▶ _Records provided_
::::::

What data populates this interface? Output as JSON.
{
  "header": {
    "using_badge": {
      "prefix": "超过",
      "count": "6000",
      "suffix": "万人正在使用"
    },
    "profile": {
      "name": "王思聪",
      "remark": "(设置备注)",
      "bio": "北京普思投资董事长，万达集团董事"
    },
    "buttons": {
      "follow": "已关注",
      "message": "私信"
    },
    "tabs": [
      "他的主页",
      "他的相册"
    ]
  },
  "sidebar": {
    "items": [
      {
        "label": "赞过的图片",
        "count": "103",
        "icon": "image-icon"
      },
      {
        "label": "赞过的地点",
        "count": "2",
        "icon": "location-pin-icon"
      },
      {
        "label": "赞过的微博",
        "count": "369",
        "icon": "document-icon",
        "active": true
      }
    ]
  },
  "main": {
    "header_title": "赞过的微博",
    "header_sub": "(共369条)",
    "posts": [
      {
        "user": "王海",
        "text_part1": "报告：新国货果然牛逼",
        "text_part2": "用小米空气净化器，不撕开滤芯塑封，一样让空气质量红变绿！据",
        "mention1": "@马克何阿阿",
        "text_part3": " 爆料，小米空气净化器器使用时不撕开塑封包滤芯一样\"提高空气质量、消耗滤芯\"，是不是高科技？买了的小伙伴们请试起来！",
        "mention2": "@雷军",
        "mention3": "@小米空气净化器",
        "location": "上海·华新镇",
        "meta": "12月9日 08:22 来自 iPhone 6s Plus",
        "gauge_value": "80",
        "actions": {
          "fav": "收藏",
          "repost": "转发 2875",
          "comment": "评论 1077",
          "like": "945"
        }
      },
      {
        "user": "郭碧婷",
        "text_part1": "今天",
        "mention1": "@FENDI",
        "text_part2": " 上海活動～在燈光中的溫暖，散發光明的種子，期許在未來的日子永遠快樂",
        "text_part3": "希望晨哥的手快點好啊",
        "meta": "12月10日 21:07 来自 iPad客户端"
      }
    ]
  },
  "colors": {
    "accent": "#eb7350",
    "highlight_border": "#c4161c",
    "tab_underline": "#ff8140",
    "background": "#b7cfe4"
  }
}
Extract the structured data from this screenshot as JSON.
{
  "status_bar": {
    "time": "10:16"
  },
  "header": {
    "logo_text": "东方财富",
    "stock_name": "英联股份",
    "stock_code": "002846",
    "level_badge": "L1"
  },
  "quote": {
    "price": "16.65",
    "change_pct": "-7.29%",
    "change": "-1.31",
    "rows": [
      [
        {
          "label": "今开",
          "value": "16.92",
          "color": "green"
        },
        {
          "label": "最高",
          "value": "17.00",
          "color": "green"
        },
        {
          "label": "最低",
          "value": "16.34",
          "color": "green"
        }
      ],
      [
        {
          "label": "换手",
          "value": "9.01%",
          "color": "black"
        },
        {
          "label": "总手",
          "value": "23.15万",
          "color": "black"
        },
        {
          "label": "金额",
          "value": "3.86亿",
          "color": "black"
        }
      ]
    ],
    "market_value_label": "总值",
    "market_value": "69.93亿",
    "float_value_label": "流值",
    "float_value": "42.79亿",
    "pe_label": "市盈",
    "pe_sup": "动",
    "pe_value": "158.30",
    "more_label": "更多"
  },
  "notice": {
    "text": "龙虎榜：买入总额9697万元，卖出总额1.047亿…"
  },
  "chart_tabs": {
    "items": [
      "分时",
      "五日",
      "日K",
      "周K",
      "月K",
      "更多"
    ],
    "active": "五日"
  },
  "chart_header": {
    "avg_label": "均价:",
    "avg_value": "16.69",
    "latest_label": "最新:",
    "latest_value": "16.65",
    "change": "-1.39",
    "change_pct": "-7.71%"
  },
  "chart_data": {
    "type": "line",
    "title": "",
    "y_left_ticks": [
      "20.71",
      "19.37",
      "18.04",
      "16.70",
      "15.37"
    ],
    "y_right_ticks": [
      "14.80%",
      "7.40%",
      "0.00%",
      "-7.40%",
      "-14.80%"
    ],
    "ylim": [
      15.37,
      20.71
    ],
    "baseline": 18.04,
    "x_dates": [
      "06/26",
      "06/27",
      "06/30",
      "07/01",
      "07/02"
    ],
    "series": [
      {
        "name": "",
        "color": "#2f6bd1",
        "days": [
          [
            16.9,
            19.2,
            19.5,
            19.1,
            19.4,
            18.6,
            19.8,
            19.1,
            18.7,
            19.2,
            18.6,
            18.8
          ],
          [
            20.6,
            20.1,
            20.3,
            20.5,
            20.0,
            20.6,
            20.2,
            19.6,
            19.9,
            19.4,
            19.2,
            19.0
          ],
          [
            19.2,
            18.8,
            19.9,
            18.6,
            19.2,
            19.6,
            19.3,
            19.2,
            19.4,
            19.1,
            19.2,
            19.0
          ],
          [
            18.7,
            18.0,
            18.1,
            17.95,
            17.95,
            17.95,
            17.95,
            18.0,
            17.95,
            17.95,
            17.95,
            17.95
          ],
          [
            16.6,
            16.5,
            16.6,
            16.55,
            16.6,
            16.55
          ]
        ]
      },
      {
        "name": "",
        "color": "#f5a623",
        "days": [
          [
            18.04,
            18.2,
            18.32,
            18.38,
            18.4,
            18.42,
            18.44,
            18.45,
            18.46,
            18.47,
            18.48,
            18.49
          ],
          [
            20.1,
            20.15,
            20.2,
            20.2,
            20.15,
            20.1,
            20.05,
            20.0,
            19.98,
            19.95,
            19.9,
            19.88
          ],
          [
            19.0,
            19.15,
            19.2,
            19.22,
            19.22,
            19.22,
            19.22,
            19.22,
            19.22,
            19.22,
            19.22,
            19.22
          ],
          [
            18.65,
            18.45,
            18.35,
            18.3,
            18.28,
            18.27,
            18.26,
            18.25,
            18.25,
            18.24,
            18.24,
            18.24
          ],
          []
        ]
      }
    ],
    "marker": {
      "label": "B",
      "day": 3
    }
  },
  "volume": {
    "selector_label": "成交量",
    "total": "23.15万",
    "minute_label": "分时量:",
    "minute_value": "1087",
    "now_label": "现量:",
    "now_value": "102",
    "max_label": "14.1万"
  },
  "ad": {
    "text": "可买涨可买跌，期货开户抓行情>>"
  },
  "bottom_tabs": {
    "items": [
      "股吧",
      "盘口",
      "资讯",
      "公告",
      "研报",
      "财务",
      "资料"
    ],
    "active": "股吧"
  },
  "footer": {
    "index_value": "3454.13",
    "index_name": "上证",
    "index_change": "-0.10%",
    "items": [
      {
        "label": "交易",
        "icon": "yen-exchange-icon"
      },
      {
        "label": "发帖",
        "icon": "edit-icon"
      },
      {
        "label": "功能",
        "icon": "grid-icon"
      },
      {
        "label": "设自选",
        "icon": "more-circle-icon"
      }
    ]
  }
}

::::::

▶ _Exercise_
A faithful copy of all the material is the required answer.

▶ _Result_
What data populates this interface? Output as JSON.
{
  "header": {
    "using_badge": {
      "prefix": "超过",
      "count": "6000",
      "suffix": "万人正在使用"
    },
    "profile": {
      "name": "王思聪",
      "remark": "(设置备注)",
      "bio": "北京普思投资董事长，万达集团董事"
    },
    "buttons": {
      "follow": "已关注",
      "message": "私信"
    },
    "tabs": [
      "他的主页",
      "他的相册"
    ]
  },
  "sidebar": {
    "items": [
      {
        "label": "赞过的图片",
        "count": "103",
        "icon": "image-icon"
      },
      {
        "label": "赞过的地点",
        "count": "2",
        "icon": "location-pin-icon"
      },
      {
        "label": "赞过的微博",
        "count": "369",
        "icon": "document-icon",
        "active": true
      }
    ]
  },
  "main": {
    "header_title": "赞过的微博",
    "header_sub": "(共369条)",
    "posts": [
      {
        "user": "王海",
        "text_part1": "报告：新国货果然牛逼",
        "text_part2": "用小米空气净化器，不撕开滤芯塑封，一样让空气质量红变绿！据",
        "mention1": "@马克何阿阿",
        "text_part3": " 爆料，小米空气净化器器使用时不撕开塑封包滤芯一样\"提高空气质量、消耗滤芯\"，是不是高科技？买了的小伙伴们请试起来！",
        "mention2": "@雷军",
        "mention3": "@小米空气净化器",
        "location": "上海·华新镇",
        "meta": "12月9日 08:22 来自 iPhone 6s Plus",
        "gauge_value": "80",
        "actions": {
          "fav": "收藏",
          "repost": "转发 2875",
          "comment": "评论 1077",
          "like": "945"
        }
      },
      {
        "user": "郭碧婷",
        "text_part1": "今天",
        "mention1": "@FENDI",
        "text_part2": " 上海活動～在燈光中的溫暖，散發光明的種子，期許在未來的日子永遠快樂",
        "text_part3": "希望晨哥的手快點好啊",
        "meta": "12月10日 21:07 来自 iPad客户端"
      }
    ]
  },
  "colors": {
    "accent": "#eb7350",
    "highlight_border": "#c4161c",
    "tab_underline": "#ff8140",
    "background": "#b7cfe4"
  }
}
Extract the structured data from this screenshot as JSON.
{
  "status_bar": {
    "time": "10:16"
  },
  "header": {
    "logo_text": "东方财富",
    "stock_name": "英联股份",
    "stock_code": "002846",
    "level_badge": "L1"
  },
  "quote": {
    "price": "16.65",
    "change_pct": "-7.29%",
    "change": "-1.31",
    "rows": [
      [
        {
          "label": "今开",
          "value": "16.92",
          "color": "green"
        },
        {
          "label": "最高",
          "value": "17.00",
          "color": "green"
        },
        {
          "label": "最低",
          "value": "16.34",
          "color": "green"
        }
      ],
      [
        {
          "label": "换手",
          "value": "9.01%",
          "color": "black"
        },
        {
          "label": "总手",
          "value": "23.15万",
          "color": "black"
        },
        {
          "label": "金额",
          "value": "3.86亿",
          "color": "black"
        }
      ]
    ],
    "market_value_label": "总值",
    "market_value": "69.93亿",
    "float_value_label": "流值",
    "float_value": "42.79亿",
    "pe_label": "市盈",
    "pe_sup": "动",
    "pe_value": "158.30",
    "more_label": "更多"
  },
  "notice": {
    "text": "龙虎榜：买入总额9697万元，卖出总额1.047亿…"
  },
  "chart_tabs": {
    "items": [
      "分时",
      "五日",
      "日K",
      "周K",
      "月K",
      "更多"
    ],
    "active": "五日"
  },
  "chart_header": {
    "avg_label": "均价:",
    "avg_value": "16.69",
    "latest_label": "最新:",
    "latest_value": "16.65",
    "change": "-1.39",
    "change_pct": "-7.71%"
  },
  "chart_data": {
    "type": "line",
    "title": "",
    "y_left_ticks": [
      "20.71",
      "19.37",
      "18.04",
      "16.70",
      "15.37"
    ],
    "y_right_ticks": [
      "14.80%",
      "7.40%",
      "0.00%",
      "-7.40%",
      "-14.80%"
    ],
    "ylim": [
      15.37,
      20.71
    ],
    "baseline": 18.04,
    "x_dates": [
      "06/26",
      "06/27",
      "06/30",
      "07/01",
      "07/02"
    ],
    "series": [
      {
        "name": "",
        "color": "#2f6bd1",
        "days": [
          [
            16.9,
            19.2,
            19.5,
            19.1,
            19.4,
            18.6,
            19.8,
            19.1,
            18.7,
            19.2,
            18.6,
            18.8
          ],
          [
            20.6,
            20.1,
            20.3,
            20.5,
            20.0,
            20.6,
            20.2,
            19.6,
            19.9,
            19.4,
            19.2,
            19.0
          ],
          [
            19.2,
            18.8,
            19.9,
            18.6,
            19.2,
            19.6,
            19.3,
            19.2,
            19.4,
            19.1,
            19.2,
            19.0
          ],
          [
            18.7,
            18.0,
            18.1,
            17.95,
            17.95,
            17.95,
            17.95,
            18.0,
            17.95,
            17.95,
            17.95,
            17.95
          ],
          [
            16.6,
            16.5,
            16.6,
            16.55,
            16.6,
            16.55
          ]
        ]
      },
      {
        "name": "",
        "color": "#f5a623",
        "days": [
          [
            18.04,
            18.2,
            18.32,
            18.38,
            18.4,
            18.42,
            18.44,
            18.45,
            18.46,
            18.47,
            18.48,
            18.49
          ],
          [
            20.1,
            20.15,
            20.2,
            20.2,
            20.15,
            20.1,
            20.05,
            20.0,
            19.98,
            19.95,
            19.9,
            19.88
          ],
          [
            19.0,
            19.15,
            19.2,
            19.22,
            19.22,
            19.22,
            19.22,
            19.22,
            19.22,
            19.22,
            19.22,
            19.22
          ],
          [
            18.65,
            18.45,
            18.35,
            18.3,
            18.28,
            18.27,
            18.26,
            18.25,
            18.25,
            18.24,
            18.24,
            18.24
          ],
          []
        ]
      }
    ],
    "marker": {
      "label": "B",
      "day": 3
    }
  },
  "volume": {
    "selector_label": "成交量",
    "total": "23.15万",
    "minute_label": "分时量:",
    "minute_value": "1087",
    "now_label": "现量:",
    "now_value": "102",
    "max_label": "14.1万"
  },
  "ad": {
    "text": "可买涨可买跌，期货开户抓行情>>"
  },
  "bottom_tabs": {
    "items": [
      "股吧",
      "盘口",
      "资讯",
      "公告",
      "研报",
      "财务",
      "资料"
    ],
    "active": "股吧"
  },
  "footer": {
    "index_value": "3454.13",
    "index_name": "上证",
    "index_change": "-0.10%",
    "items": [
      {
        "label": "交易",
        "icon": "yen-exchange-icon"
      },
      {
        "label": "发帖",
        "icon": "edit-icon"
      },
      {
        "label": "功能",
        "icon": "grid-icon"
      },
      {
        "label": "设自选",
        "icon": "more-circle-icon"
      }
    ]
  }
}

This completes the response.